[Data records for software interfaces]

-*-*-

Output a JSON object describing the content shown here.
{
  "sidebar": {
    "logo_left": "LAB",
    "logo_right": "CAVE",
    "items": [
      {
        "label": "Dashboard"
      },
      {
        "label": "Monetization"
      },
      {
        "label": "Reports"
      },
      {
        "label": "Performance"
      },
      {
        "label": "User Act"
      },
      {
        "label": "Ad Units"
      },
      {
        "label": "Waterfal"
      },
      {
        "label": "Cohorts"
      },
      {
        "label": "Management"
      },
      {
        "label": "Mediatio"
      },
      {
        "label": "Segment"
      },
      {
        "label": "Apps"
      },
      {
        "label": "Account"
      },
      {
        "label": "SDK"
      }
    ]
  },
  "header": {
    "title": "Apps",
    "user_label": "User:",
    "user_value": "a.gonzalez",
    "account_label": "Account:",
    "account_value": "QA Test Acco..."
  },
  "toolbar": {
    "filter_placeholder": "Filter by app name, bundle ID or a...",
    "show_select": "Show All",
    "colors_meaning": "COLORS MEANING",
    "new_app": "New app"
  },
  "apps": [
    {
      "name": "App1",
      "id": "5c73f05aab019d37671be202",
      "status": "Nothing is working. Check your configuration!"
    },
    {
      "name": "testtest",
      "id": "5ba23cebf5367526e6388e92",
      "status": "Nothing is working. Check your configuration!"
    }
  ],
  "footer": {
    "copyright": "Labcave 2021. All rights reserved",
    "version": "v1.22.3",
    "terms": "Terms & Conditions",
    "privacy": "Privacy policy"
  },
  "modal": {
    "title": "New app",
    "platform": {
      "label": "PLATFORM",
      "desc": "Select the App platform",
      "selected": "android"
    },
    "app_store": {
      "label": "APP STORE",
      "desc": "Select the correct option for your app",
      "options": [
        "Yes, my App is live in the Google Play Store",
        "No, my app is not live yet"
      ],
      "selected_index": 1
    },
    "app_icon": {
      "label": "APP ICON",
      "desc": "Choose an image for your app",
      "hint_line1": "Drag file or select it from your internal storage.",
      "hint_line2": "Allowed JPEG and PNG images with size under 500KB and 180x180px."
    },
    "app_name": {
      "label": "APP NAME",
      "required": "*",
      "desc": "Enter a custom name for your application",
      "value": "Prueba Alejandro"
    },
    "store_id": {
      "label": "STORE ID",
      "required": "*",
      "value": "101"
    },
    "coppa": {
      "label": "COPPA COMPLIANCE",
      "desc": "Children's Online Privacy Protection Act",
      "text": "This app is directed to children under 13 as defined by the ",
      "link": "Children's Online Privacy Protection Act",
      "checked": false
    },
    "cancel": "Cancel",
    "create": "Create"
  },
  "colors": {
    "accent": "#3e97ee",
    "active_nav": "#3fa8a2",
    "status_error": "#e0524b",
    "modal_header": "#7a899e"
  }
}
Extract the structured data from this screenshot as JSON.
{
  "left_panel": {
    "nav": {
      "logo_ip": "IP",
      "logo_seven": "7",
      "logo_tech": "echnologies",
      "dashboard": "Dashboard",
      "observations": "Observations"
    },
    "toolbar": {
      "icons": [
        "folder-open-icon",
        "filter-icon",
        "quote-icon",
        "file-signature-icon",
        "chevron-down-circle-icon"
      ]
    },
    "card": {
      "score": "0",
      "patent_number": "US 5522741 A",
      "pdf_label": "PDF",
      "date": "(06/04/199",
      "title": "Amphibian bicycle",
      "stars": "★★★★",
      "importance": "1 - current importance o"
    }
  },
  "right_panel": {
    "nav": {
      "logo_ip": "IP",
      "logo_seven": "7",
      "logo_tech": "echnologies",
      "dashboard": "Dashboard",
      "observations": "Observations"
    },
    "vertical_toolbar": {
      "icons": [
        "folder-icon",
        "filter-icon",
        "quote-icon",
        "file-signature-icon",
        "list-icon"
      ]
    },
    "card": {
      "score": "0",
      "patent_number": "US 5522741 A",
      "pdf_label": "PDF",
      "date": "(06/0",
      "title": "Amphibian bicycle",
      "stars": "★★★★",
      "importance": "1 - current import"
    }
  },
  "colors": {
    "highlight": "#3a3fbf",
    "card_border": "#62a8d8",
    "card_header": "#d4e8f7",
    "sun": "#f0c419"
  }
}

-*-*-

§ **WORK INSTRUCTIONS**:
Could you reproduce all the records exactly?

§ **SOLUTION FOR THIS TASK**:
Output a JSON object describing the content shown here.
{
  "sidebar": {
    "logo_left": "LAB",
    "logo_right": "CAVE",
    "items": [
      {
        "label": "Dashboard"
      },
      {
        "label": "Monetization"
      },
      {
        "label": "Reports"
      },
      {
        "label": "Performance"
      },
      {
        "label": "User Act"
      },
      {
        "label": "Ad Units"
      },
      {
        "label": "Waterfal"
      },
      {
        "label": "Cohorts"
      },
      {
        "label": "Management"
      },
      {
        "label": "Mediatio"
      },
      {
        "label": "Segment"
      },
      {
        "label": "Apps"
      },
      {
        "label": "Account"
      },
      {
        "label": "SDK"
      }
    ]
  },
  "header": {
    "title": "Apps",
    "user_label": "User:",
    "user_value": "a.gonzalez",
    "account_label": "Account:",
    "account_value": "QA Test Acco..."
  },
  "toolbar": {
    "filter_placeholder": "Filter by app name, bundle ID or a...",
    "show_select": "Show All",
    "colors_meaning": "COLORS MEANING",
    "new_app": "New app"
  },
  "apps": [
    {
      "name": "App1",
      "id": "5c73f05aab019d37671be202",
      "status": "Nothing is working. Check your configuration!"
    },
    {
      "name": "testtest",
      "id": "5ba23cebf5367526e6388e92",
      "status": "Nothing is working. Check your configuration!"
    }
  ],
  "footer": {
    "copyright": "Labcave 2021. All rights reserved",
    "version": "v1.22.3",
    "terms": "Terms & Conditions",
    "privacy": "Privacy policy"
  },
  "modal": {
    "title": "New app",
    "platform": {
      "label": "PLATFORM",
      "desc": "Select the App platform",
      "selected": "android"
    },
    "app_store": {
      "label": "APP STORE",
      "desc": "Select the correct option for your app",
      "options": [
        "Yes, my App is live in the Google Play Store",
        "No, my app is not live yet"
      ],
      "selected_index": 1
    },
    "app_icon": {
      "label": "APP ICON",
      "desc": "Choose an image for your app",
      "hint_line1": "Drag file or select it from your internal storage.",
      "hint_line2": "Allowed JPEG and PNG images with size under 500KB and 180x180px."
    },
    "app_name": {
      "label": "APP NAME",
      "required": "*",
      "desc": "Enter a custom name for your application",
      "value": "Prueba Alejandro"
    },
    "store_id": {
      "label": "STORE ID",
      "required": "*",
      "value": "101"
    },
    "coppa": {
      "label": "COPPA COMPLIANCE",
      "desc": "Children's Online Privacy Protection Act",
      "text": "This app is directed to children under 13 as defined by the ",
      "link": "Children's Online Privacy Protection Act",
      "checked": false
    },
    "cancel": "Cancel",
    "create": "Create"
  },
  "colors": {
    "accent": "#3e97ee",
    "active_nav": "#3fa8a2",
    "status_error": "#e0524b",
    "modal_header": "#7a899e"
  }
}
Extract the structured data from this screenshot as JSON.
{
  "left_panel": {
    "nav": {
      "logo_ip": "IP",
      "logo_seven": "7",
      "logo_tech": "echnologies",
      "dashboard": "Dashboard",
      "observations": "Observations"
    },
    "toolbar": {
      "icons": [
        "folder-open-icon",
        "filter-icon",
        "quote-icon",
        "file-signature-icon",
        "chevron-down-circle-icon"
      ]
    },
    "card": {
      "score": "0",
      "patent_number": "US 5522741 A",
      "pdf_label": "PDF",
      "date": "(06/04/199",
      "title": "Amphibian bicycle",
      "stars": "★★★★",
      "importance": "1 - current importance o"
    }
  },
  "right_panel": {
    "nav": {
      "logo_ip": "IP",
      "logo_seven": "7",
      "logo_tech": "echnologies",
      "dashboard": "Dashboard",
      "observations": "Observations"
    },
    "vertical_toolbar": {
      "icons": [
        "folder-icon",
        "filter-icon",
        "quote-icon",
        "file-signature-icon",
        "list-icon"
      ]
    },
    "card": {
      "score": "0",
      "patent_number": "US 5522741 A",
      "pdf_label": "PDF",
      "date": "(06/0",
      "title": "Amphibian bicycle",
      "stars": "★★★★",
      "importance": "1 - current import"
    }
  },
  "colors": {
    "highlight": "#3a3fbf",
    "card_border": "#62a8d8",
    "card_header": "#d4e8f7",
    "sun": "#f0c419"
  }
}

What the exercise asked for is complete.